[Dataset rows describing interfaces]
^^^^^^^^^^^^^^^^
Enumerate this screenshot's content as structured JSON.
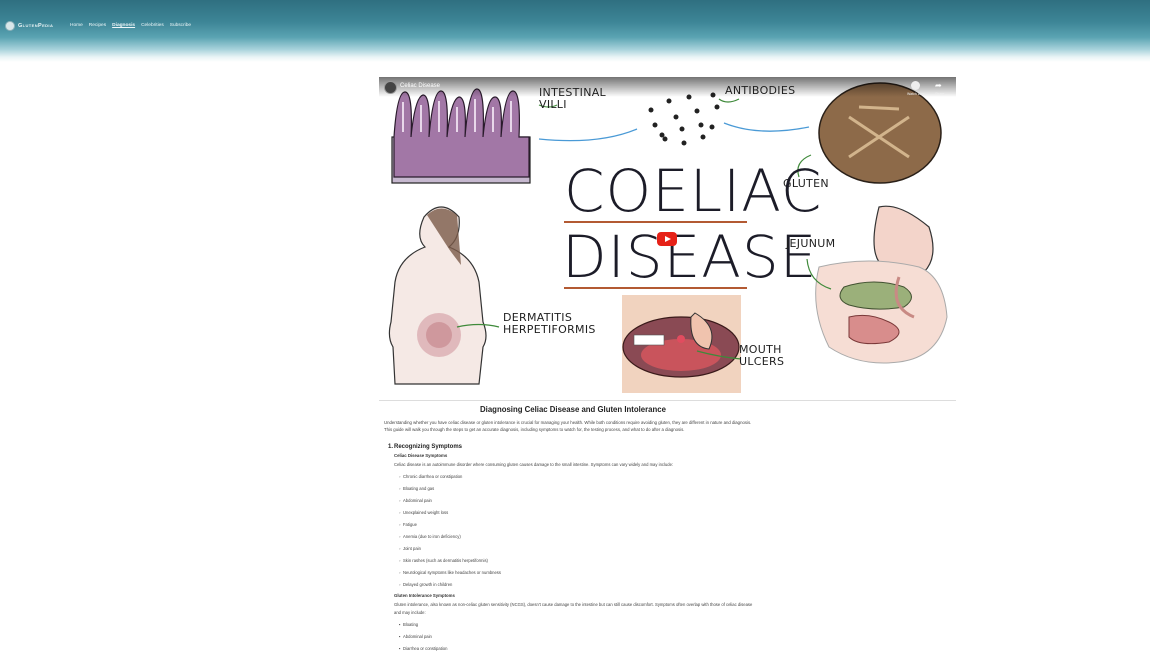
{
  "header": {
    "logo_text": "GlutenPedia",
    "nav": [
      "Home",
      "Recipes",
      "Diagnosis",
      "Celebrities",
      "Subscribe"
    ],
    "active_nav": "Diagnosis"
  },
  "video": {
    "channel_title": "Celiac Disease",
    "watch_later_label": "Watch later",
    "share_label": "Share",
    "labels": {
      "intestinal_villi": "INTESTINAL\nVILLI",
      "antibodies": "ANTIBODIES",
      "gluten": "GLUTEN",
      "title_line1": "COELIAC",
      "title_line2": "DISEASE",
      "jejunum": "JEJUNUM",
      "dermatitis": "DERMATITIS\nHERPETIFORMIS",
      "mouth_ulcers": "MOUTH\nULCERS"
    }
  },
  "article": {
    "title": "Diagnosing Celiac Disease and Gluten Intolerance",
    "intro": "Understanding whether you have celiac disease or gluten intolerance is crucial for managing your health. While both conditions require avoiding gluten, they are different in nature and diagnosis. This guide will walk you through the steps to get an accurate diagnosis, including symptoms to watch for, the testing process, and what to do after a diagnosis.",
    "section1": {
      "number": "1.",
      "title": "Recognizing Symptoms",
      "celiac_heading": "Celiac Disease Symptoms",
      "celiac_text": "Celiac disease is an autoimmune disorder where consuming gluten causes damage to the small intestine. Symptoms can vary widely and may include:",
      "celiac_list": [
        "Chronic diarrhea or constipation",
        "Bloating and gas",
        "Abdominal pain",
        "Unexplained weight loss",
        "Fatigue",
        "Anemia (due to iron deficiency)",
        "Joint pain",
        "Skin rashes (such as dermatitis herpetiformis)",
        "Neurological symptoms like headaches or numbness",
        "Delayed growth in children"
      ],
      "intolerance_heading": "Gluten Intolerance Symptoms",
      "intolerance_text": "Gluten intolerance, also known as non-celiac gluten sensitivity (NCGS), doesn't cause damage to the intestine but can still cause discomfort. Symptoms often overlap with those of celiac disease and may include:",
      "intolerance_list": [
        "Bloating",
        "Abdominal pain",
        "Diarrhea or constipation"
      ]
    }
  }
}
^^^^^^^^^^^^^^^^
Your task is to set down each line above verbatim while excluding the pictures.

* **RESULT**
Enumerate this screenshot's content as structured JSON.
{
  "header": {
    "logo_text": "GlutenPedia",
    "nav": [
      "Home",
      "Recipes",
      "Diagnosis",
      "Celebrities",
      "Subscribe"
    ],
    "active_nav": "Diagnosis"
  },
  "video": {
    "channel_title": "Celiac Disease",
    "watch_later_label": "Watch later",
    "share_label": "Share",
    "labels": {
      "intestinal_villi": "INTESTINAL\nVILLI",
      "antibodies": "ANTIBODIES",
      "gluten": "GLUTEN",
      "title_line1": "COELIAC",
      "title_line2": "DISEASE",
      "jejunum": "JEJUNUM",
      "dermatitis": "DERMATITIS\nHERPETIFORMIS",
      "mouth_ulcers": "MOUTH\nULCERS"
    }
  },
  "article": {
    "title": "Diagnosing Celiac Disease and Gluten Intolerance",
    "intro": "Understanding whether you have celiac disease or gluten intolerance is crucial for managing your health. While both conditions require avoiding gluten, they are different in nature and diagnosis. This guide will walk you through the steps to get an accurate diagnosis, including symptoms to watch for, the testing process, and what to do after a diagnosis.",
    "section1": {
      "number": "1.",
      "title": "Recognizing Symptoms",
      "celiac_heading": "Celiac Disease Symptoms",
      "celiac_text": "Celiac disease is an autoimmune disorder where consuming gluten causes damage to the small intestine. Symptoms can vary widely and may include:",
      "celiac_list": [
        "Chronic diarrhea or constipation",
        "Bloating and gas",
        "Abdominal pain",
        "Unexplained weight loss",
        "Fatigue",
        "Anemia (due to iron deficiency)",
        "Joint pain",
        "Skin rashes (such as dermatitis herpetiformis)",
        "Neurological symptoms like headaches or numbness",
        "Delayed growth in children"
      ],
      "intolerance_heading": "Gluten Intolerance Symptoms",
      "intolerance_text": "Gluten intolerance, also known as non-celiac gluten sensitivity (NCGS), doesn't cause damage to the intestine but can still cause discomfort. Symptoms often overlap with those of celiac disease and may include:",
      "intolerance_list": [
        "Bloating",
        "Abdominal pain",
        "Diarrhea or constipation"
      ]
    }
  }
}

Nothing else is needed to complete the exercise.